▸ WHAT YOU HAVE TO DO:
Examine the material below. Gather every line in which the string "БПЛА" appears.

▸ LISTED ENTRIES:
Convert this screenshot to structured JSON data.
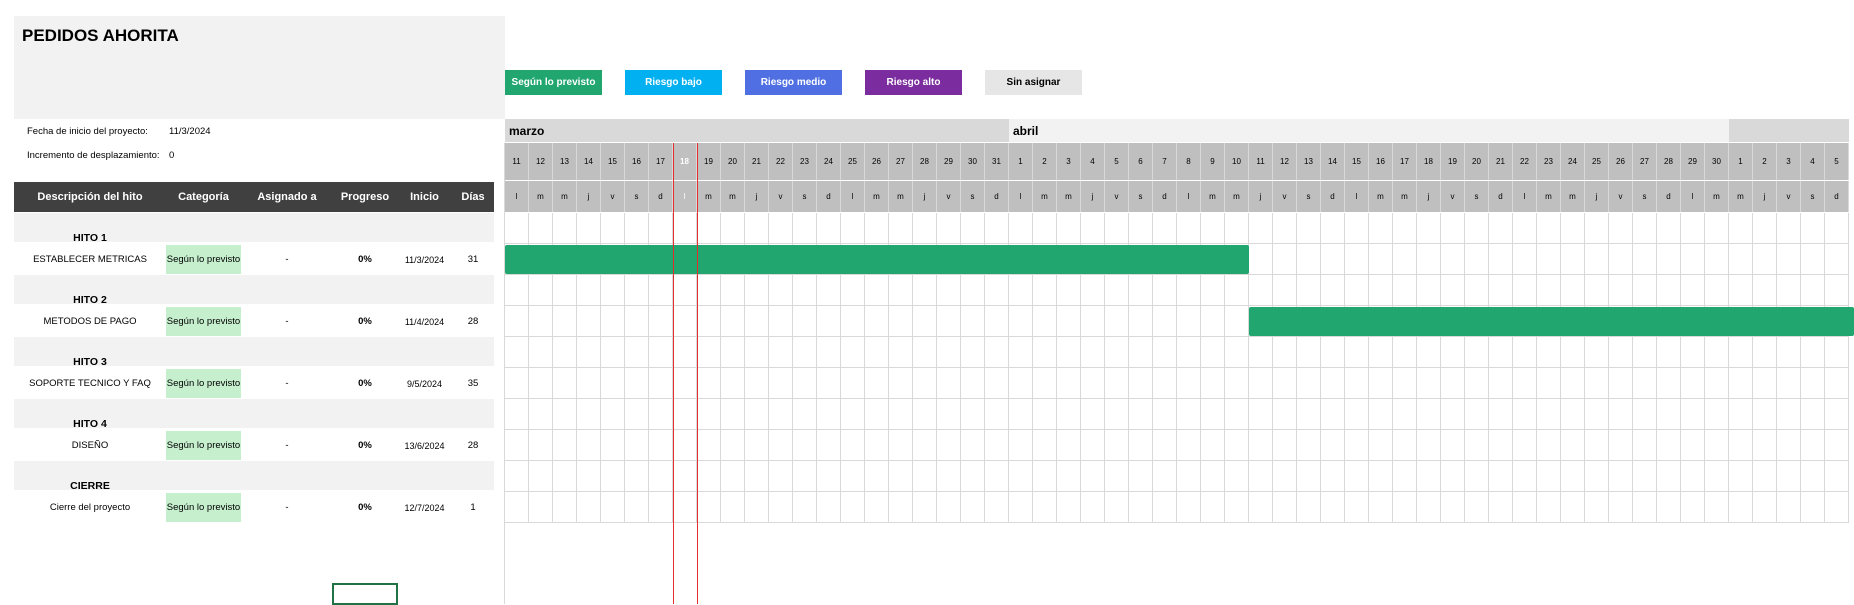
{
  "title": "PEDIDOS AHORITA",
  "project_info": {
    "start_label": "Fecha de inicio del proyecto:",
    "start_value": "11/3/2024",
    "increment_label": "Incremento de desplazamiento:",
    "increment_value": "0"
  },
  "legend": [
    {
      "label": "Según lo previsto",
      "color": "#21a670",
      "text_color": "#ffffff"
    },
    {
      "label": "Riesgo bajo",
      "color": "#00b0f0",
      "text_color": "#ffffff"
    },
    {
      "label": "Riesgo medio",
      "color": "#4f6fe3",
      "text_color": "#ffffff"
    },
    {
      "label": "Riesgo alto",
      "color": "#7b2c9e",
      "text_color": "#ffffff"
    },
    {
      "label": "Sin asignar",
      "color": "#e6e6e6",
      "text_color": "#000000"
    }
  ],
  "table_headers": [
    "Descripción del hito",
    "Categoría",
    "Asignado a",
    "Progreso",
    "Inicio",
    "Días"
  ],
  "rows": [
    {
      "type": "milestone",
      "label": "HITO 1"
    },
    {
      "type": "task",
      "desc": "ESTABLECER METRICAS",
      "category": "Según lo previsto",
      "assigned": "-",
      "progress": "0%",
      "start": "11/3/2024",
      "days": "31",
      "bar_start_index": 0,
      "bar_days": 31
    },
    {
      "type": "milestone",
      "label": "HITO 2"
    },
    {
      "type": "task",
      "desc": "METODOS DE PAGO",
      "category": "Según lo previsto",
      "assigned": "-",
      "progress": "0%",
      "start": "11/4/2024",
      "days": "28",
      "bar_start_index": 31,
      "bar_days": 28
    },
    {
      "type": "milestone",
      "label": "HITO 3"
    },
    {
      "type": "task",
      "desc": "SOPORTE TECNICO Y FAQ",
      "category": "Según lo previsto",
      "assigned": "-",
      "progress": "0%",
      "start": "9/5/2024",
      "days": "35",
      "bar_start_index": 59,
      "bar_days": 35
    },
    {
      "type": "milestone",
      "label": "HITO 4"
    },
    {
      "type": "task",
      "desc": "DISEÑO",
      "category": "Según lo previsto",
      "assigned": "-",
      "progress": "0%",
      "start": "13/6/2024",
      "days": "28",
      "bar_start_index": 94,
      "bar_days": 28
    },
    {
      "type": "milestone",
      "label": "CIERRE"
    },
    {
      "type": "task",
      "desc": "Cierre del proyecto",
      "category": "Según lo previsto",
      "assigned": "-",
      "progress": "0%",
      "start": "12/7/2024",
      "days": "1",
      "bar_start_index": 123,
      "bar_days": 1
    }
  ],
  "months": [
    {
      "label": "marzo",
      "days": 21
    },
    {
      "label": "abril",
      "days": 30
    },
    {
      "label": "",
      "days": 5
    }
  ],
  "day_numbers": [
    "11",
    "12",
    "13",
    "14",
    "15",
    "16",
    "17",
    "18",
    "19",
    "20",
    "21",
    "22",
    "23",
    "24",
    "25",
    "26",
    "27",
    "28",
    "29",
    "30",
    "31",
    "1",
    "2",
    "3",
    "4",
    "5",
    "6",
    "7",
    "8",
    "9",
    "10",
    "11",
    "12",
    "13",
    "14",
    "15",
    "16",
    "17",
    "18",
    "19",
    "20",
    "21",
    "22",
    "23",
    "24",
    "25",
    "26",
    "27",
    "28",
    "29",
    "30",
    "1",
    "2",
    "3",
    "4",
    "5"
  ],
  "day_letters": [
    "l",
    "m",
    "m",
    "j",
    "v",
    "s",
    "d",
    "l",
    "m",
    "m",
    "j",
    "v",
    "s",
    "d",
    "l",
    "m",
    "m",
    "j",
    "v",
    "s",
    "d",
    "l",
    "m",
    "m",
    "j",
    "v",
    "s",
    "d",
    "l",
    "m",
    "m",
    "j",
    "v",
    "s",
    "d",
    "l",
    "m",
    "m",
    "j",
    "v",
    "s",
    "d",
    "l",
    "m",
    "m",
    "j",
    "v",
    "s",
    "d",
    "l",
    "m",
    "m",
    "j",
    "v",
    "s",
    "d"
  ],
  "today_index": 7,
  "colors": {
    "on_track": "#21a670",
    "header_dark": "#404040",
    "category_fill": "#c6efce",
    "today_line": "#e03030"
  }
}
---
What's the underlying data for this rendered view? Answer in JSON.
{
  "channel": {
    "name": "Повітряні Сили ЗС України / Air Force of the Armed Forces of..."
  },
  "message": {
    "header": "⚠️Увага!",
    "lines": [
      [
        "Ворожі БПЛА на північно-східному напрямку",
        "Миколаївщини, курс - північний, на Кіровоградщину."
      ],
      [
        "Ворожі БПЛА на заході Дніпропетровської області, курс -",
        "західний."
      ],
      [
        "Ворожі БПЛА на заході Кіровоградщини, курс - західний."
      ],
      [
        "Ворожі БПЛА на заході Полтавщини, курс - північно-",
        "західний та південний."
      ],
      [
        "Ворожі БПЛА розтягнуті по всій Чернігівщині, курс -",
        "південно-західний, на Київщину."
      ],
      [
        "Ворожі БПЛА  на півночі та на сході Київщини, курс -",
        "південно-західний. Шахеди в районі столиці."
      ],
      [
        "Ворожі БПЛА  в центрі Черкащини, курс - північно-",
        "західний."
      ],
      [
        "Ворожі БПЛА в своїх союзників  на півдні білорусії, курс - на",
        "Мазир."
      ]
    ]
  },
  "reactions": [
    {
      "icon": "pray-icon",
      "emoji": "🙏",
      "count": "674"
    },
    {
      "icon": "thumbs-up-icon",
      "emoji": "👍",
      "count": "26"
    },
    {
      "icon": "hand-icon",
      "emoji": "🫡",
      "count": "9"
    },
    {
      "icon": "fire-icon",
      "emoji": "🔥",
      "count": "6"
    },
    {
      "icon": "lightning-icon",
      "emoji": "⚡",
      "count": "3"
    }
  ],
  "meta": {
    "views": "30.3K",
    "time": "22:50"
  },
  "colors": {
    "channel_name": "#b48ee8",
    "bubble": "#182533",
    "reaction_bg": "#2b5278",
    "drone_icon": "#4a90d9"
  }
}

▸ RESPONSE:
        "Ворожі БПЛА на північно-східному напрямку",
        "Ворожі БПЛА на заході Дніпропетровської області, курс -",
        "Ворожі БПЛА на заході Кіровоградщини, курс - західний."
        "Ворожі БПЛА на заході Полтавщини, курс - північно-",
        "Ворожі БПЛА розтягнуті по всій Чернігівщині, курс -",
        "Ворожі БПЛА  на півночі та на сході Київщини, курс -",
        "Ворожі БПЛА  в центрі Черкащини, курс - північно-",
        "Ворожі БПЛА в своїх союзників  на півдні білорусії, курс - на",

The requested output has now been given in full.